⟨
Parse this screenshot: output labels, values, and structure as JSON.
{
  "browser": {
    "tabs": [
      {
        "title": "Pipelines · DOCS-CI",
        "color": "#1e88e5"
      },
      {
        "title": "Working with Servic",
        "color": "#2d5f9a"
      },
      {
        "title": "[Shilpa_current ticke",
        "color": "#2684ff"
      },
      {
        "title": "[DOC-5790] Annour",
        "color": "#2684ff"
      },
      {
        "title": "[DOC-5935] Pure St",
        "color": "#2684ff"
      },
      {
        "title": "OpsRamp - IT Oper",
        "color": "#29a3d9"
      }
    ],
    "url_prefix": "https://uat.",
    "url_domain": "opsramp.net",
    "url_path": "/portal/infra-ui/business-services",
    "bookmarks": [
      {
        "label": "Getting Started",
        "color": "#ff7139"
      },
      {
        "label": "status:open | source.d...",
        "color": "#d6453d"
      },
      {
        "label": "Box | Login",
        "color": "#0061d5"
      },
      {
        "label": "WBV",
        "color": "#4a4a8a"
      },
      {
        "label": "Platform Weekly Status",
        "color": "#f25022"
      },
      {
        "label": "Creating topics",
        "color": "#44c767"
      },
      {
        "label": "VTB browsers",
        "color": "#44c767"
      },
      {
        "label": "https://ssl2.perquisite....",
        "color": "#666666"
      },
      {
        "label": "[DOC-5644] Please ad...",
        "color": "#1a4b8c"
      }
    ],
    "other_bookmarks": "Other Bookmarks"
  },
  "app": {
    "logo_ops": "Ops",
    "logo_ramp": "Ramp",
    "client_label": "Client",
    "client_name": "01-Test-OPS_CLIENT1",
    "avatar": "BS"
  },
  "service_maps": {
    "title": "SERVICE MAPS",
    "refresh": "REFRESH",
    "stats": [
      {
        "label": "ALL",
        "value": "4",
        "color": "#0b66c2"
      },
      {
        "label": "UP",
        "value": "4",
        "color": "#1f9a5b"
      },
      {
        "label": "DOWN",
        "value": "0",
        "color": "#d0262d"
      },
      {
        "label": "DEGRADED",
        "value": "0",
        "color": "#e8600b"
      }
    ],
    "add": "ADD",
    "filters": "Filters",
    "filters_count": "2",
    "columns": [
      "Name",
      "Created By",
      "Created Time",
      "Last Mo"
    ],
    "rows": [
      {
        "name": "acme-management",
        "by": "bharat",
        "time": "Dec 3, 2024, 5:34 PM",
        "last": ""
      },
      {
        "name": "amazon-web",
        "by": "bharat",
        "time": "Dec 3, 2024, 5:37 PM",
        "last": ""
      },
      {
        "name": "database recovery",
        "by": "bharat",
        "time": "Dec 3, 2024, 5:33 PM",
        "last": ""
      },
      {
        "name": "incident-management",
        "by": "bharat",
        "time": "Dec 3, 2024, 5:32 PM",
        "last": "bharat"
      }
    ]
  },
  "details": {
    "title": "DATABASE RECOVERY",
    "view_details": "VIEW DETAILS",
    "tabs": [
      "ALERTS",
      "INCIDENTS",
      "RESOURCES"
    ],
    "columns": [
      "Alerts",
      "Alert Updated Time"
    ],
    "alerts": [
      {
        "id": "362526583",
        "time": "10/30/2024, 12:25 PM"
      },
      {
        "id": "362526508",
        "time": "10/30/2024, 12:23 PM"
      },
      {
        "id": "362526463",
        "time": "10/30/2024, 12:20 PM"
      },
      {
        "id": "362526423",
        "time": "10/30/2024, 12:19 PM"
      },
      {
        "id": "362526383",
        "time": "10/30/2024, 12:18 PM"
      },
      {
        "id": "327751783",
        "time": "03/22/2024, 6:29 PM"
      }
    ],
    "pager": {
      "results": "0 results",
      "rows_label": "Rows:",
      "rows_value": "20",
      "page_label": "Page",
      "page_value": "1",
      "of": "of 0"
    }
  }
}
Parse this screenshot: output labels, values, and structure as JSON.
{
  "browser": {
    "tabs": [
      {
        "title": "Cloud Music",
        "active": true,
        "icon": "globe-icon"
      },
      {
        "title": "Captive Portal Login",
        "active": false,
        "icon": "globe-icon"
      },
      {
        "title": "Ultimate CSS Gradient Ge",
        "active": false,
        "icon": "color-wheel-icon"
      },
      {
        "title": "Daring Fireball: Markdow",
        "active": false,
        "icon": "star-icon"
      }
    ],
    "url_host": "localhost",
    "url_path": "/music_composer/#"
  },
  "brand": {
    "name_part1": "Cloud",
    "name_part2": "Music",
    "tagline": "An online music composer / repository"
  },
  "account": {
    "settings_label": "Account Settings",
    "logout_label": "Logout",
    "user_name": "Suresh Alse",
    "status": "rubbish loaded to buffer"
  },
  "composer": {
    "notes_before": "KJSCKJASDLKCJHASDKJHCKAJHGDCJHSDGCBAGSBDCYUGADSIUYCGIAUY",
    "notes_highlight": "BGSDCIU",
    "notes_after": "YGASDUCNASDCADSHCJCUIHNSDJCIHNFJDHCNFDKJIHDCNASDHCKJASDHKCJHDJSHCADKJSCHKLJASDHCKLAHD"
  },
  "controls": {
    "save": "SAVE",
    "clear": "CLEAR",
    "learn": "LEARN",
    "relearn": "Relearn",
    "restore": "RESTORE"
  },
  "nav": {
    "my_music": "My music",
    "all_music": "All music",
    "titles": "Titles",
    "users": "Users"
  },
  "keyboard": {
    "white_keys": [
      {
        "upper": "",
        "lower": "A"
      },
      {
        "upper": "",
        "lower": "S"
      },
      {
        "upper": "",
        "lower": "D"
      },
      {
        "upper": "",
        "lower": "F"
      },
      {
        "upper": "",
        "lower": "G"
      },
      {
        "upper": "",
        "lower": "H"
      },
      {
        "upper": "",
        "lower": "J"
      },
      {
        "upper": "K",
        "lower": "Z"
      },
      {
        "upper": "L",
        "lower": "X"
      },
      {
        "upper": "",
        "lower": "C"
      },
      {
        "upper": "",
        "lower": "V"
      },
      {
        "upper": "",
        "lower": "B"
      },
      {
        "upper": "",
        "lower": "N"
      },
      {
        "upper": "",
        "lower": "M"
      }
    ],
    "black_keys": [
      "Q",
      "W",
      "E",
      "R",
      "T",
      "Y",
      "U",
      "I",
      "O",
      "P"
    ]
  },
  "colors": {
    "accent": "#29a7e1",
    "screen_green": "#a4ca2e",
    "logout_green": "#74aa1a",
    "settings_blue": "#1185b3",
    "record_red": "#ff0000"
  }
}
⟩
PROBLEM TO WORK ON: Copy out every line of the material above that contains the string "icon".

ANSWER SPACE:
        "icon": "globe-icon"
        "icon": "globe-icon"
        "icon": "color-wheel-icon"
        "icon": "star-icon"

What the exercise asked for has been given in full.